Welcome to the Virus Encyclopedia of Panda Security.
Threat Level Damage Distribution
The effects of Michelangelo are the following:
It infects the boot sector of floppy disks (Boot) and hard disks (Master Boot Record).
It replaces the original master boot record with an infected version. It does this by moving the original MBR to a different section of the hard disk. This technique is known as Stealth.
It infects all the floppy disks used in the infected computer, provided that they are not write-protected.
When it activates, on March 6th, it overwrites some part of the information included in the hard disk.
It overwrites the information in track 0 of the target disk. More exactly, this occurs in the first 17 sectors of the first 4 sides of the first 250 cylinders on the disk. This means that approximately 8 MB will be lost.

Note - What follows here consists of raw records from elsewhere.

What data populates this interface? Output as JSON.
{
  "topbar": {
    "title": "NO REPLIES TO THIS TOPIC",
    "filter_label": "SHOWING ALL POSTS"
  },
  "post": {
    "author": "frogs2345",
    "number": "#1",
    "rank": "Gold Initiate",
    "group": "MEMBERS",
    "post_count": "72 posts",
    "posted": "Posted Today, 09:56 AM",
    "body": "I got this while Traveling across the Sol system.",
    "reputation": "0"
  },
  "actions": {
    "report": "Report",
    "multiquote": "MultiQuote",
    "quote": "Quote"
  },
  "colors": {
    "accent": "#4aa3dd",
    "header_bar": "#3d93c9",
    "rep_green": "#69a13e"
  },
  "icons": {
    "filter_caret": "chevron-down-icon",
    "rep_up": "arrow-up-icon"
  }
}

The File Allocation Table (FAT) and the root directory information are located on this section. As a result of this the hard disk is rendered useless.
Michelangelo has the following infection routine:
It is transmitted to the computer when it is started from a floppy disk that is infected with this virus.
Then, Michelangelo goes memory resident. The virus occupies 2048 Bytes of the TOM (Top of memory).
From the memory, Michelangelo infects all the floppy disks used on the computer.
In order to do this, it hooks the interrupts that have access to floppy disks.
Michelangelo moves the original sector of the hard disk (from sector 0, side 1, cylinder 0 to sector 7, side 0, cylinder 0).
Means of transmission
Michelangelo spreads through floppy disks, in the following way:
- It infects the hard disk of the computer when it is booted from a floppy disk that is infected with this virus.
- It infects all the floppy disks used in the affected computer. These floppy disks will then infect other computers.
Here are some additional interesting facts about Michelangelo:
Michelangelo belongs to the Stoned family or group of viruses.
Its trigger date, March 6th, was the birthday of the famous Italian artist, Michelangelo (Mar. 6, 1475). That is the reason for its name.